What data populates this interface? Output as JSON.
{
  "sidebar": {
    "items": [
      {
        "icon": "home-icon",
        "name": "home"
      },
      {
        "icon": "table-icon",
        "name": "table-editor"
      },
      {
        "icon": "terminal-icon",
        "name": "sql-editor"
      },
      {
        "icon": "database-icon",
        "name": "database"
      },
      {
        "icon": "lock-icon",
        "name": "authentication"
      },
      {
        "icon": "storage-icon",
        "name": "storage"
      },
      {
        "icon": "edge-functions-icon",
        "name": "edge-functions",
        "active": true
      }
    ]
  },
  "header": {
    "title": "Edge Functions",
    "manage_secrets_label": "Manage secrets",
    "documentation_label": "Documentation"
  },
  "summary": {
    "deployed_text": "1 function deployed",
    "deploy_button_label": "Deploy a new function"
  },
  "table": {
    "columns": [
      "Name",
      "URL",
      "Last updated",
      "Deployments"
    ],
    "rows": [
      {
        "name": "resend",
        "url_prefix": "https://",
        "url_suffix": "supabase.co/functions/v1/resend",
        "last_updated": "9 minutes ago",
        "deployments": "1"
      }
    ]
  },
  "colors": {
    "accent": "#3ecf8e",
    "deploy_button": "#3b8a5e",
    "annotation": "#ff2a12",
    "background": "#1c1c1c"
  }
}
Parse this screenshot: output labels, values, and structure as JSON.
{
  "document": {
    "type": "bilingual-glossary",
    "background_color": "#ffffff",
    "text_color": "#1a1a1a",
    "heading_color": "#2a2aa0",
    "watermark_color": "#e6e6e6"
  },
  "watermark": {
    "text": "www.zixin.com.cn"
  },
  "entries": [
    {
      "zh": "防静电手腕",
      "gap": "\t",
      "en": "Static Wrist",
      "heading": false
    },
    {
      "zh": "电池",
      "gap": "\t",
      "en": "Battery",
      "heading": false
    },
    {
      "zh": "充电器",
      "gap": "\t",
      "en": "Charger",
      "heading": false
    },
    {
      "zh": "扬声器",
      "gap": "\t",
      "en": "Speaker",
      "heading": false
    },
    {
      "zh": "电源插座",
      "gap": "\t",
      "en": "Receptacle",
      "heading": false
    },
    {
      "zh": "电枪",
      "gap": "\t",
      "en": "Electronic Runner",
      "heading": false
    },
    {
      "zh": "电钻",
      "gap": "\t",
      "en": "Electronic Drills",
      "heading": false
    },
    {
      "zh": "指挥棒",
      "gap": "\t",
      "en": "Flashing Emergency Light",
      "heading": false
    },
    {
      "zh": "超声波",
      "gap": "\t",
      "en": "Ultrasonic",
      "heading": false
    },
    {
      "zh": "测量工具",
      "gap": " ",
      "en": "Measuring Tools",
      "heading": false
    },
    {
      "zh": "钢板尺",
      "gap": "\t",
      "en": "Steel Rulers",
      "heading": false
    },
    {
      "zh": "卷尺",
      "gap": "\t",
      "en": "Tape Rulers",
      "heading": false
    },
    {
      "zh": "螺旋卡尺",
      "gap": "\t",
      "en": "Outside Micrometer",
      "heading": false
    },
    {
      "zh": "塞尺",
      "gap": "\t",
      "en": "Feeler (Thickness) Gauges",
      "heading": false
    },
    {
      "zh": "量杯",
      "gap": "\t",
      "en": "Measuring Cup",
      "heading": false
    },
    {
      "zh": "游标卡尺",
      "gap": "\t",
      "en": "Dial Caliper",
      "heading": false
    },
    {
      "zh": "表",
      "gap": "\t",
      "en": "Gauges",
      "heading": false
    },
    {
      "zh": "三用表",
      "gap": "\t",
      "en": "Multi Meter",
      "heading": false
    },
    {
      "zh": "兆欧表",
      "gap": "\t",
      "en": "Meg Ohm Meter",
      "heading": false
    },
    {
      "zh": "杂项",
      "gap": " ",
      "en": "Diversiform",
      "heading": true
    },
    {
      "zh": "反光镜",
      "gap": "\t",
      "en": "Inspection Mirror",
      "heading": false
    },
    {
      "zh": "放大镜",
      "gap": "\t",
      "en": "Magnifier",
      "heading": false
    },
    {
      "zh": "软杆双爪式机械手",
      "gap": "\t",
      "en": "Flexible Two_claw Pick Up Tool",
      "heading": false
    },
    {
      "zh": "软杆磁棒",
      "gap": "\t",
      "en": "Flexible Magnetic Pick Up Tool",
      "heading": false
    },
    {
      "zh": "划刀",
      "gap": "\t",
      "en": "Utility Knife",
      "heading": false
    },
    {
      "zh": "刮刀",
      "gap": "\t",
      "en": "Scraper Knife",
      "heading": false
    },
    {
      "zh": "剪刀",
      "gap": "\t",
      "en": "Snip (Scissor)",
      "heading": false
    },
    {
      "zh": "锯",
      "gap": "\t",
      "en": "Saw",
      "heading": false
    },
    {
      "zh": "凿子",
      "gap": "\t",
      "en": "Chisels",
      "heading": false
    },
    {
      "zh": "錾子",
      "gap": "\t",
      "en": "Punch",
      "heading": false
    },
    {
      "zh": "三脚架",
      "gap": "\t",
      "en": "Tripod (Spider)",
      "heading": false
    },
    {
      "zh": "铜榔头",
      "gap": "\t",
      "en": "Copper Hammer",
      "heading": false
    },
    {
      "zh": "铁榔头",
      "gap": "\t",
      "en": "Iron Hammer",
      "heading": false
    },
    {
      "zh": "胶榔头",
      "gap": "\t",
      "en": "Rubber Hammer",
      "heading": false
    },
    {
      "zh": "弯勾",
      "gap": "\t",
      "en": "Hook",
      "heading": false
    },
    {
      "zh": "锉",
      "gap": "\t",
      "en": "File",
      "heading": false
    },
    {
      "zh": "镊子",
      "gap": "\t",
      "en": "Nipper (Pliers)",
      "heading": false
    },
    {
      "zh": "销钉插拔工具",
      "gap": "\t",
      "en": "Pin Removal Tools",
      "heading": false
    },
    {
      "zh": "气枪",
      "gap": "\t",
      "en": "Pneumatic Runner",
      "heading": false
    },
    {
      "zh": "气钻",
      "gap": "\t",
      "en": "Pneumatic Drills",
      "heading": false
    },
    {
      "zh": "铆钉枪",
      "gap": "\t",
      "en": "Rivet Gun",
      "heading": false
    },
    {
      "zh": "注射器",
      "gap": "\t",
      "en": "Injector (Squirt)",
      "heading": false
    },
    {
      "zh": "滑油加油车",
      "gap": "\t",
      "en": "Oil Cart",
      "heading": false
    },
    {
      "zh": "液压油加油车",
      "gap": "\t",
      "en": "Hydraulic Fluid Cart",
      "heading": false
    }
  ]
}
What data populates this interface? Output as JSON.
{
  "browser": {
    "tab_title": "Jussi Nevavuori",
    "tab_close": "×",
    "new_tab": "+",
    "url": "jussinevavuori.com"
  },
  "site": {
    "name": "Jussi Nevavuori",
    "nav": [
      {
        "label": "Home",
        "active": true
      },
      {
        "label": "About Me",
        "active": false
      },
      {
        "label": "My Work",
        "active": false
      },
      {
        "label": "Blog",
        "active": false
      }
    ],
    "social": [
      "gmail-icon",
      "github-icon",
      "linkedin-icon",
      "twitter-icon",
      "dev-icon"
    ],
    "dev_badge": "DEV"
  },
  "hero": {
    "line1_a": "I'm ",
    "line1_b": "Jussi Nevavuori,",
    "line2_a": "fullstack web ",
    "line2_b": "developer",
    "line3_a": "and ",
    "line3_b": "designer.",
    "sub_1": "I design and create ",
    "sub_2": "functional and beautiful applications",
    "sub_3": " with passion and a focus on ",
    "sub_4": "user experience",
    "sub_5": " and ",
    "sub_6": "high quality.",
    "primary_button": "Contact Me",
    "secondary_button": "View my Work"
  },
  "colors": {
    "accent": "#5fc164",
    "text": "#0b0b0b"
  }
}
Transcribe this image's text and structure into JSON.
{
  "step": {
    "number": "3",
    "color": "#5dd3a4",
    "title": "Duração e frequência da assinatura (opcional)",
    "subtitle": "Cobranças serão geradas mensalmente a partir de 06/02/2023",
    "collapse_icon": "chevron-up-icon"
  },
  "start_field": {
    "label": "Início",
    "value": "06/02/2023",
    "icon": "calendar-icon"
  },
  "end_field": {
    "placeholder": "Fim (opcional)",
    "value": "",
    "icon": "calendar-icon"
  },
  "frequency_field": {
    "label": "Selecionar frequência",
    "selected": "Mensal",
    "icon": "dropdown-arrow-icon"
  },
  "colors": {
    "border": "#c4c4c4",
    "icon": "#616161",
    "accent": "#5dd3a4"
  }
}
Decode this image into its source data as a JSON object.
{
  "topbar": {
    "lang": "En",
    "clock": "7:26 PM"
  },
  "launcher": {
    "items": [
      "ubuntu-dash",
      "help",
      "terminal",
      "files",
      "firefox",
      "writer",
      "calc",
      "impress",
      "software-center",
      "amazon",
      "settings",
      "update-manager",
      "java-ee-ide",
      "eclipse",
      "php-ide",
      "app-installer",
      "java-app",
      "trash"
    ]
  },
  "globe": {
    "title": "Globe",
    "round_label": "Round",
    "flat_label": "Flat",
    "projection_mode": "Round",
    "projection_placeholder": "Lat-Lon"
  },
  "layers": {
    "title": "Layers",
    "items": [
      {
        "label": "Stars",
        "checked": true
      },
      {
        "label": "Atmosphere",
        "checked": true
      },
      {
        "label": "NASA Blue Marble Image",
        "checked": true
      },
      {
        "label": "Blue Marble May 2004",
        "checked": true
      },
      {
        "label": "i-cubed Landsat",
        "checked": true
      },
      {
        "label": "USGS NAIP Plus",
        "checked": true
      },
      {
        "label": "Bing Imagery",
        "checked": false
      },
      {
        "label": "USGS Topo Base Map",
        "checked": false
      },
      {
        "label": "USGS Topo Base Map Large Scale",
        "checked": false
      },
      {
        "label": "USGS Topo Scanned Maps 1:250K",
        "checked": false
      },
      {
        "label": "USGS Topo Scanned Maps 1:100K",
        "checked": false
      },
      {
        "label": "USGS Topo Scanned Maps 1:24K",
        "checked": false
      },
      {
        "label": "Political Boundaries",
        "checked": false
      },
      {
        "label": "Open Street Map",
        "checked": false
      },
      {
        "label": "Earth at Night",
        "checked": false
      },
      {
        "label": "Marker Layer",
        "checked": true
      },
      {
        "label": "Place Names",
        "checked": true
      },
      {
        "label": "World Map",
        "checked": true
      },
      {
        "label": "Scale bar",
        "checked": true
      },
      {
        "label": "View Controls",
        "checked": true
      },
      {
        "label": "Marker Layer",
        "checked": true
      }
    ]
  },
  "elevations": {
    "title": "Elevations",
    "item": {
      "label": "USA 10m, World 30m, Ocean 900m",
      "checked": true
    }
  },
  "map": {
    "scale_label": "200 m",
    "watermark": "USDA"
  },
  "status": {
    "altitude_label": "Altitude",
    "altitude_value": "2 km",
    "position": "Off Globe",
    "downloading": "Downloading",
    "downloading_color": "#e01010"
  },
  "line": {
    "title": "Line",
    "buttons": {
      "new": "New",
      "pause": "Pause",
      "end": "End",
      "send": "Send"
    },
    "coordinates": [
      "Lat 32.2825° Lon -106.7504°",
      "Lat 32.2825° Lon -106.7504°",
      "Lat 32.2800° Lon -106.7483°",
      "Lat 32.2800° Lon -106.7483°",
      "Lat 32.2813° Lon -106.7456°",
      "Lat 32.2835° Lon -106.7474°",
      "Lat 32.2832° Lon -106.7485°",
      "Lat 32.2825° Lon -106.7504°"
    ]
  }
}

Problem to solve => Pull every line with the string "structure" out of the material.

Solution below =>
Parse this screenshot: output labels, values, and structure as JSON.
Transcribe this image's text and structure into JSON.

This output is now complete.